- Posted December 28, 2010 by
This iReport is part of an assignment:
Salute to troops
De Schark Caves site of Battle of Bulge memories
By Tom Budzyna
MAASTRICHT, Netherlands - A solemn reminder of the enduring sacrifice of Soldiers can be found in the De Schark Caves here, where approximately 300 U.S. Soldiers gathered Dec. 24, 1944, to celebrate Christmas before deploying to fight the Battle of the Bulge.
Approximately 800 Soldiers were assigned in the Maastricht area in December 1944 and many did not survive the 1944-1945 winter.
Even today, Soldiers deploy on missions with the assurance, but no guarantee, that they will return, and the caves outside Maastricht, somewhat like the fortified compounds Soldiers occupy today in Afghanistan or Iraq, were safe havens from bombardment in the days preceding the Battle of the Bulge.
A Christmas Eve ceremony had been held in the De Shark Caves every year since 1944 in the De Schark Caves until 2005, when it was closed for repairs. After much work, led by the coordinating efforts of Alphonse Brull, Chairman of the Commemoration Board, the caves were made safe to resume the tradition Dec. 24, 2010, but days of heavy snow led to the cancellation of the event.
Ruud van Heel recalls an eyewitness to the Holy Mass 66 years ago -- Mr. van Grinsven, a Dutch Monk who sang in the choirs -- saying: "I remember when they fetched me to the cloister. We had to sit in a jeep. The lights were covered. We could barely see the road. While we were driving, we heard the air raid alarm. I was afraid. We drove up that silent road upon the hill that led to the cave. The soldiers were already present.
"I was surprised that these rough men could be so pious. The mass was very moving. I could not understand their language yet I could somehow read their thoughts, their faces: Who is going to survive? This might be my last Christmas."

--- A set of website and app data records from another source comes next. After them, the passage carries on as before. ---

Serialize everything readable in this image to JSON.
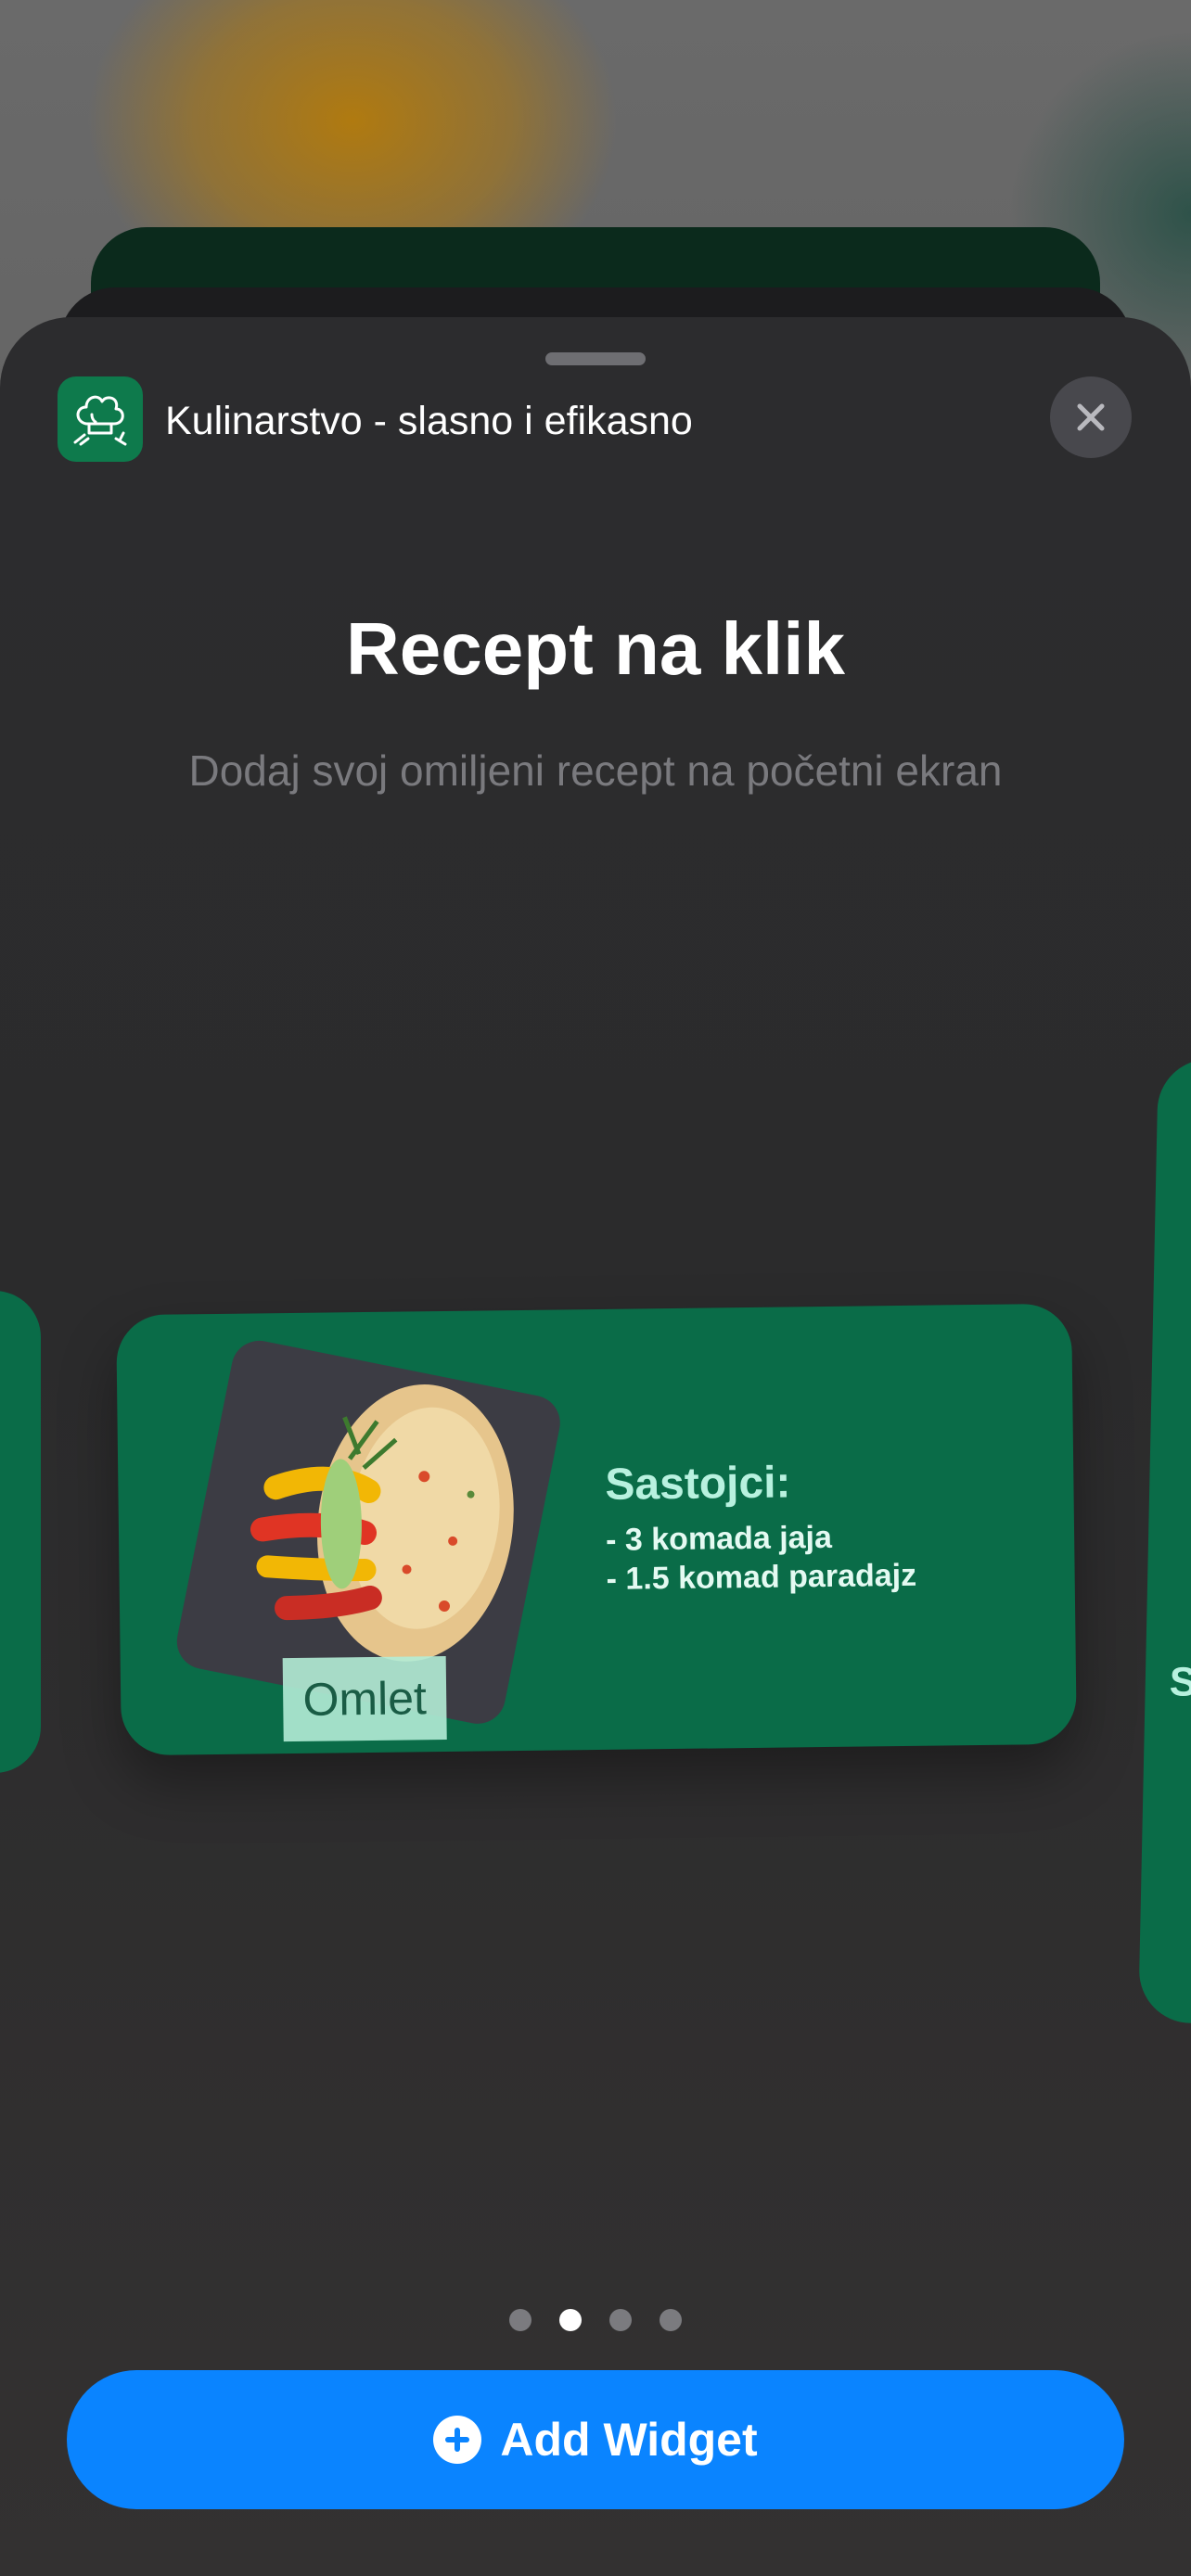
{
  "app": {
    "name": "Kulinarstvo - slasno i efikasno",
    "icon": "chef-hat-icon"
  },
  "sheet": {
    "title": "Recept na klik",
    "subtitle": "Dodaj svoj omiljeni recept na početni ekran"
  },
  "widget": {
    "recipe_name": "Omlet",
    "ingredients_title": "Sastojci:",
    "ingredients": [
      "- 3 komada jaja",
      "- 1.5 komad paradajz"
    ],
    "background_color": "#0a6c48"
  },
  "peek_right": {
    "letter": "S"
  },
  "pager": {
    "count": 4,
    "current": 2
  },
  "add_button": {
    "label": "Add Widget",
    "icon": "plus-circle-icon",
    "color": "#0a84ff"
  }
}
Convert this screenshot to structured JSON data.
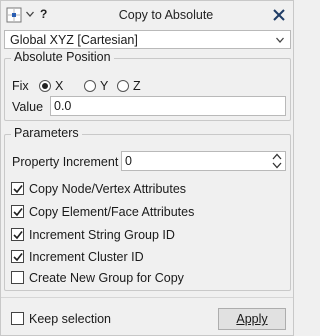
{
  "title_bar": {
    "help_label": "?",
    "title": "Copy to Absolute"
  },
  "coordinate_system": {
    "selected": "Global XYZ [Cartesian]"
  },
  "absolute_position": {
    "title": "Absolute Position",
    "fix_label": "Fix",
    "options": [
      "X",
      "Y",
      "Z"
    ],
    "selected_option": "X",
    "value_label": "Value",
    "value": "0.0"
  },
  "parameters": {
    "title": "Parameters",
    "property_increment_label": "Property Increment",
    "property_increment_value": "0",
    "checkboxes": [
      {
        "label": "Copy Node/Vertex Attributes",
        "checked": true
      },
      {
        "label": "Copy Element/Face Attributes",
        "checked": true
      },
      {
        "label": "Increment String Group ID",
        "checked": true
      },
      {
        "label": "Increment Cluster ID",
        "checked": true
      },
      {
        "label": "Create New Group for Copy",
        "checked": false
      }
    ]
  },
  "footer": {
    "keep_selection_label": "Keep selection",
    "keep_selection_checked": false,
    "apply_label": "Apply"
  }
}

U.S. servicemembers and their families assigned in the Netherlands to U.S. Army Garrison Schinnen and the NATO Joint Forces Command in Brunssum, as well as from the NATO Air Base in Geilenkirchen, Germany were some of the 250 invited guests among other Dutch and U.S. dignitaries who were to gather and relive this 66-year-old moment by witnessing a roll call of U.S. Soldiers who fell in a time of war.
After each name was spoken, a Soldier was going to respond by saying "present!" and would then light a candle to symbolize their spiritual presence 66 years after their sacrifice made possible the foundation for a new kind of world.
The names of U.S. servicemembers in the roll call to be remembered are Pfc. Billey Abrams, 18th Infantry Regiment, 1st Infantry Division; Staff Sgt. Glen Brady, 379th Bomber Group, Eighth Army Air Force; Pfc. Roy C. Ervin, 320th Infantry Regiment, 35 Infantry Division; Pfc. Raymond A. Hogan, 414th Infantry Regiment, 104th Infantry Division; Pfc. Jose L. Kline, 36th infantry Regiment, 3rd Armored Division; Sgt. Richard J. Lowry, 406 Infantry Regiment, 102nd Infantry Division; Tech. Sgt. Kenneth C. McDonald, 466th Parachute Field Artillery Battalion, 17th Airborne Division; 2nd Lt. Clyde V. Proby, 119th Infantry Battalion, 30th Infantry Division; 1st Lt. Robert O. Stine, 401st Bomber Group; Pfc. Henry Walker, 17th Engineer Battalion 2nd Armored Division.
All of these servicemembers are buried in the Netherlands American Cemetery and Memorial in Margraten, Netherlands, which is maintained by the American battle Monuments Commission. All 8,301 U.S. graves in this cemetery have been adopted by local Dutch citizens, who pass on the privilege and responsibility of caring for the grave sites from generation to generation.